An agreement between SSE and the landowners has been reached to cease the cutting and extraction of turf from the NHA for 25 years allowing recolonisation of remnant turf banks

Conclusion


The Project Delivery Team at GWP – SSE and Coillte with Roadbridge – has demonstrated best practice through the pre-planning, planning and the current construction phase of this project in sustainable development through innovative construction methods, sustainable use of resources and a design that prioritises the needs of the wider environment and society.

Over the longer term, the green energy produced at Galway Wind Park will help to offset approximately 190,000 tonnes of CO2 emissions every year from fossil fuel generation, and provide electricity for up to 84,000 homes, which is equivalent to almost 90% of the homes in Co Galway.
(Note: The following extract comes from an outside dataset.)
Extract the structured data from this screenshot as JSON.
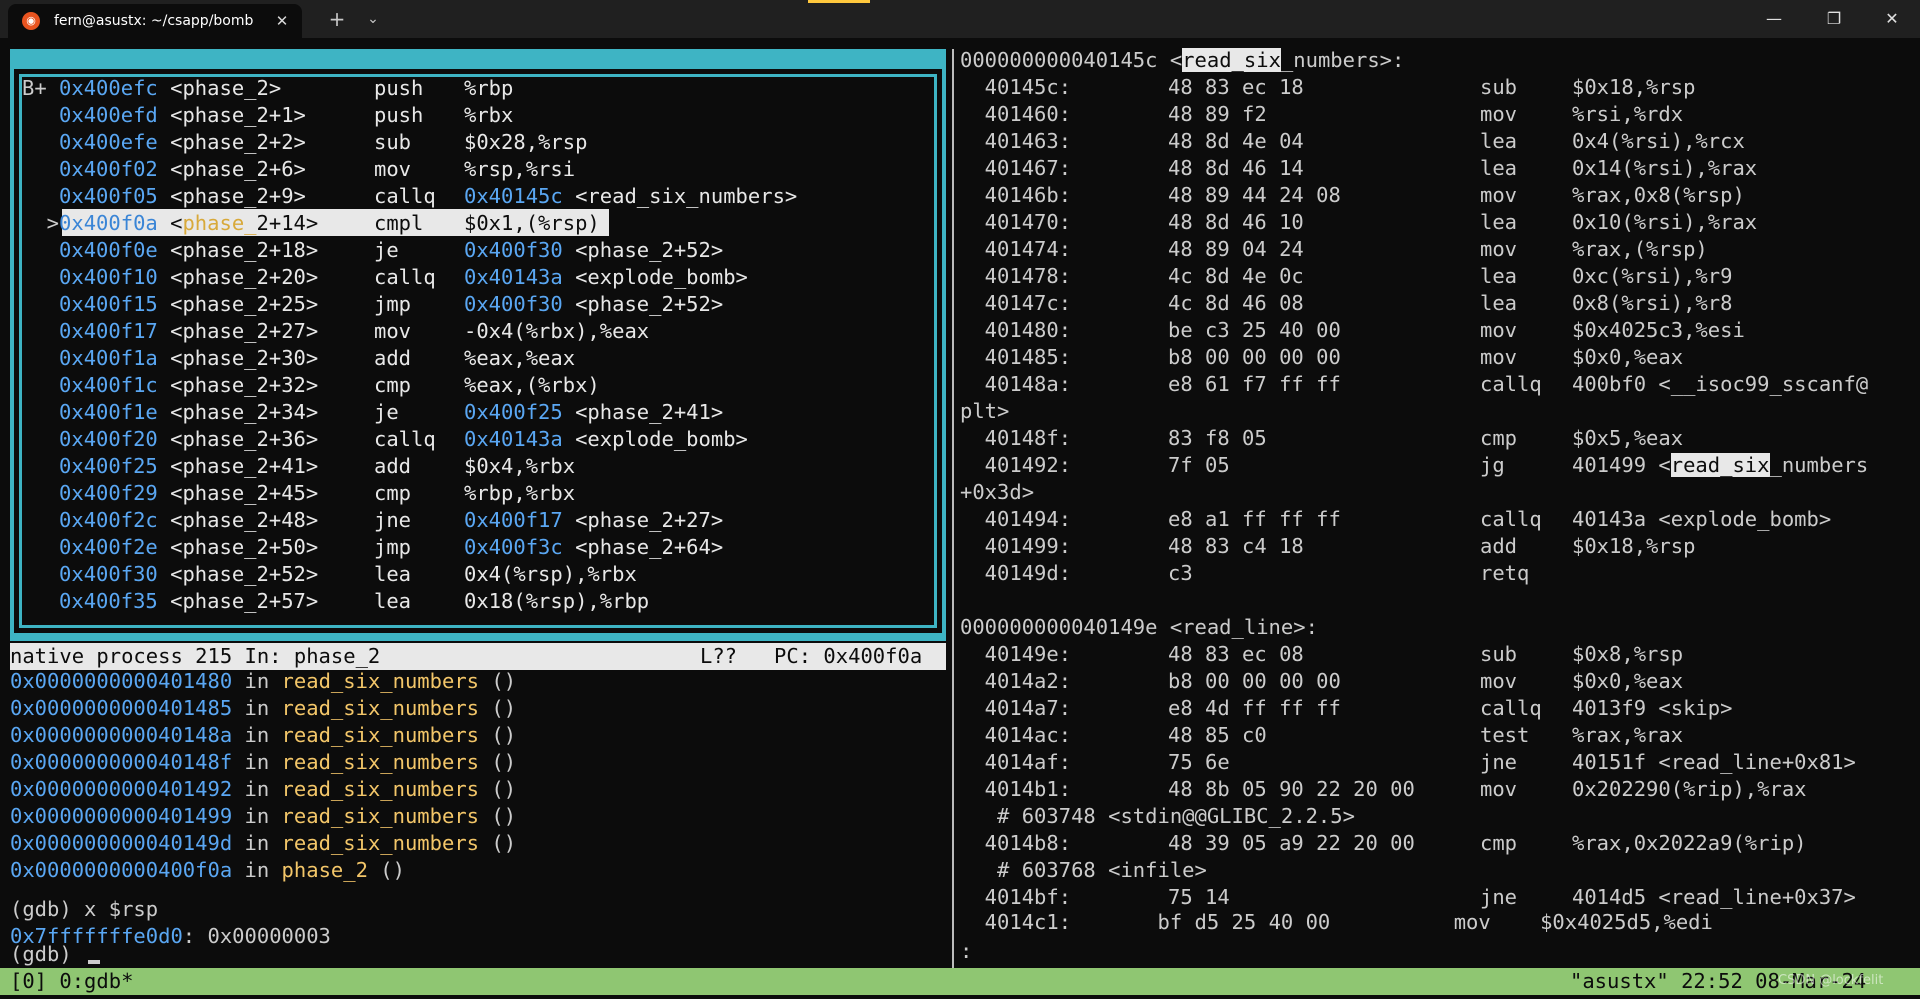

In this way, Galway Wind Park, as Ireland’s largest wind farm, will make a significant contribution towards greening our national energy and decarbonising power generation on the island.

http://www.engineersjournal.ie/wp-content/uploads/2016/07/Galway-Wind-Park.jpghttp://www.engineersjournal.ie/wp-content/uploads/2016/07/Galway-Wind-Park-300x300.jpgDavid O'RiordanElecCoillte,energy,Galway,SSE,wind farm
The Galway Wind Park (GWP) Delivery Team is delighted to have been announced as the winners of the ‘Excellence in Sustainability’ category at the recent Irish Construction Industry Awards. The GWP Delivery Team consists of SSE and Coillte as the client and Roadbridge acting as the project supervisor (construction...